Which of the following two warnings would do the better job of preventing investors from paying too much attention to an investment’s recent performance?
- Past performance does not guarantee future results
- Future performance may be lower or higher than the performance data quoted
The first warning is what’s currently required in all investment advertising. The second is a proposal that the Securities and Exchange Commission is considering adding to the first.
In fact, both of these warning labels do a poor job. According to a recently published study, neither effectively dissuades investors from believing that an investment adviser on a hot streak will be able to continue doing so.
This belief, which is widespread, is referred to as the hot-hand bias or the hot-hand fallacy. Those guilty of it believe that, between two funds with identical long-term performance, the one whose more recent performance is superior is the better bet for future performance.
This new study appeared in the Journal of Public Policy & Marketing. Entitled “Fooled By Success: How, Why and When Disclosures Fail or Work in Mutual Fund Ads,” the study was authored by Professors Joseph Johnson of the University of Miami, Gerard Tellis of the University of Southern California, and Noah Van Bergen of the University of Cincinnati.
The researchers reached their conclusions after conducting a series of elaborate experiments in which investors had to choose between various hypothetical mutual funds. The funds were otherwise identical except for the sequence of their quarterly returns. In some cases that sequence was random, while in other cases the funds exhibited a pattern of increasing performance over as many as the trailing 11 quarters. The experiments also differed according to which of the two warnings was included.
The professors found that, regardless of the warning, investors preferred the fund that exhibited the longest pattern of improved returns.
They then surveyed the investors in these experiments as to their understanding of the SEC’s current warning. The professors found that, surprisingly, investors were not “ignoring or misunderstanding” it. Instead, Tellis told me in an interview, they were misapplying their understanding. They were interpreting the warning to mean that, while past performance does not “guarantee” future performance, it still is a helpful guide.
To prevent this misapplication, a more strongly-worded warning would be needed. But what, exactly? The professors attempted to answer this question by studying other possible disclosures. They tried this:
- “Scientific research has shown that index funds, such as the S&P 500 outperform managed funds over the long term.”
But this wording did not lead to a significant attenuation of the hot hand fallacy.
Here’s the warning that did reduce investors’ belief in a hot hand:
- “Scientific research has shown that mutual funds cannot perform any better than luck. So their past performance is irrelevant.”
Tellis said that “such a strong statement is needed” to counter investors’ belief in hot hands.
Should the SEC adopt this more strongly worded warning?
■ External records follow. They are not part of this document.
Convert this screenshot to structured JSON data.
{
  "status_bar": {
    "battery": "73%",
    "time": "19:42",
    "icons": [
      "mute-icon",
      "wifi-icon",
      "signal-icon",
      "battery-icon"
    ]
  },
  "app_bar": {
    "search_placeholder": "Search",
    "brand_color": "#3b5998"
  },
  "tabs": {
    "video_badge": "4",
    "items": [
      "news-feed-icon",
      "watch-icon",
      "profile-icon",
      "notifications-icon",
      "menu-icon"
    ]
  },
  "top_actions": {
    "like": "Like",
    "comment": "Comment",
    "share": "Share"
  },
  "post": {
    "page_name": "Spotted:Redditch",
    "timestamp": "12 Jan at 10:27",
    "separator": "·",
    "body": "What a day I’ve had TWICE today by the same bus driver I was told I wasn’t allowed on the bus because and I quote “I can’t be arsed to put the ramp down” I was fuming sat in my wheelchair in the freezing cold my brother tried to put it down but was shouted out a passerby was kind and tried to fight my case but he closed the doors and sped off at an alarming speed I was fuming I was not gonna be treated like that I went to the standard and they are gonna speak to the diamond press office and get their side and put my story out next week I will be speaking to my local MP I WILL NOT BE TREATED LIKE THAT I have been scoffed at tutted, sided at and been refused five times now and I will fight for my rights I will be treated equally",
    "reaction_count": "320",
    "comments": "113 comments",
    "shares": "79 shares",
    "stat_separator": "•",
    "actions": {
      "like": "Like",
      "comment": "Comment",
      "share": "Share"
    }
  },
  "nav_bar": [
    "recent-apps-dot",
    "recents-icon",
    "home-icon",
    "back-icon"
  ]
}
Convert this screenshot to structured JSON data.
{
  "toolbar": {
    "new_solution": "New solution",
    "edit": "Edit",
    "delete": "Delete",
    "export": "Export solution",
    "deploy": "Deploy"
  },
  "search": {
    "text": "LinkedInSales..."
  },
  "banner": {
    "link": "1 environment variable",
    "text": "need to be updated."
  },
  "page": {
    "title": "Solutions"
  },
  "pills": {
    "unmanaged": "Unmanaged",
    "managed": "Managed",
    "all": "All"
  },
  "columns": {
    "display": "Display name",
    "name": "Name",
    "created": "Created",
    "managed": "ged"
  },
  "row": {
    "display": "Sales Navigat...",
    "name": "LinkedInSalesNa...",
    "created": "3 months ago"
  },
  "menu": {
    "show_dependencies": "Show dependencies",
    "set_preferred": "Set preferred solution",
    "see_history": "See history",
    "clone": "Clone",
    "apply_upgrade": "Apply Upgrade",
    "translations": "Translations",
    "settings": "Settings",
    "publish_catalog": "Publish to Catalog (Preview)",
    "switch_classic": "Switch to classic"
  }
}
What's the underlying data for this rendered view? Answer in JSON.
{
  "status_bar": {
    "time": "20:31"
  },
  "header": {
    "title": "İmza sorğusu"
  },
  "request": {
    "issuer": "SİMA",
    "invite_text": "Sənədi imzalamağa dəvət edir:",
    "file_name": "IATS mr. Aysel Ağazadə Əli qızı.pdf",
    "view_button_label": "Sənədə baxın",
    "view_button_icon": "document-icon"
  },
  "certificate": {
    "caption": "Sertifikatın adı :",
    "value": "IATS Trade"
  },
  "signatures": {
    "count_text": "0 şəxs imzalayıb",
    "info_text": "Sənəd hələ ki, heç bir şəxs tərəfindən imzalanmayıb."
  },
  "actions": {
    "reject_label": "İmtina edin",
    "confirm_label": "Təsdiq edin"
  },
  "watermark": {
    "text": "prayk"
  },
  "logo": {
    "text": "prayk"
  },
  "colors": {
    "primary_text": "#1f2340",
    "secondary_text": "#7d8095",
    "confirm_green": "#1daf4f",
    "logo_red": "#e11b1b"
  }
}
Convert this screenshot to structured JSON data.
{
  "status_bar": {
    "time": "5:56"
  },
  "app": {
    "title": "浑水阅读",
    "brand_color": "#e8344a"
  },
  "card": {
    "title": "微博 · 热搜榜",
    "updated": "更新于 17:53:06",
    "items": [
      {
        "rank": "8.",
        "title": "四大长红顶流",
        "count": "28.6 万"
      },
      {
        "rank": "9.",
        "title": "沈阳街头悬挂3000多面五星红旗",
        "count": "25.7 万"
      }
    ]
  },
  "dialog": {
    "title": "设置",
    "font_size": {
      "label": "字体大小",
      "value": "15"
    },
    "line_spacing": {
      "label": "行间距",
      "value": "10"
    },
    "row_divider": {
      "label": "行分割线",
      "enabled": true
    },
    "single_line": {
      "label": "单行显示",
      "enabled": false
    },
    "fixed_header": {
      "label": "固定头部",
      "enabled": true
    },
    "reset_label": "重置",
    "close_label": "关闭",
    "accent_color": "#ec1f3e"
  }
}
Should the SEC adopt this more strongly worded warning? That question is not as easily answered as you might think. On the one hand, shorter-term track records are overwhelmingly statistical noise. A fund that has done well over the recent past is no more likely to be a good choice for the future than one which has done poorly.
On the other hand, it’s going too far to say that past performance is totally irrelevant. At least some research has found that, even though past performance is largely uncorrelated with subsequent performance, it is not completely so.
I have reported on some of this research before. In one study, for example, 98.3% of a portfolio’s ranking in a given year was found to be due to factors completely unrelated to its prior performance. Another found this percentage to be 91.8%. Though neither study leaves much room for past performance to explain or predict much, it doesn’t mean there’s no such room whatsoever.
As a matter of public policy, therefore, the SEC would probably be going too far to adopt the more strongly worded warning offered in this new study.
It nevertheless would serve most investors well to internalize the spirit of the professors’ strongly worded warning — especially in regards to shorter-term performance.
To show this, consider what I found when searching for hot hands among the investment newsletters my auditing firm monitors. Specifically, I imagined myself five years ago, at the beginning of 2016, deciding between various newsletters according to the strength of their hot hands up until that point. Following loosely the lead of this recent study, I focused on the trailing 11 calendar quarters through the end of 2015, calculating for each newsletter the number of those quarters in which they had beaten the overall stock market.
The table below shows these newsletters’ performance over the five years since the beginning of 2016, as a function of the number of trailing calendar quarters of market outperformance. The metric I used is the Sharpe Ratio, which reflects risk-adjusted performance.
At the 95% confidence level that statisticians often use when determining if a pattern is genuine, there is no statistically significant correlation between the number of quarters of market-beating return and subsequent performance. The average Sharpe Ratios fall in a small range, regardless of how many calendar quarters prior to the end of 2015 in which the newsletters beat the market.
The bottom line: Short-term performance plays a depressingly modest role in explaining which advisers and funds will perform the best in the future. Even if you don’t go so far as to say that past performance is completely irrelevant, your default choice should be index funds.
Mark Hulbert is a regular contributor to MarketWatch. His Hulbert Ratings tracks investment newsletters that pay a flat fee to be audited. He can be reached at firstname.lastname@example.org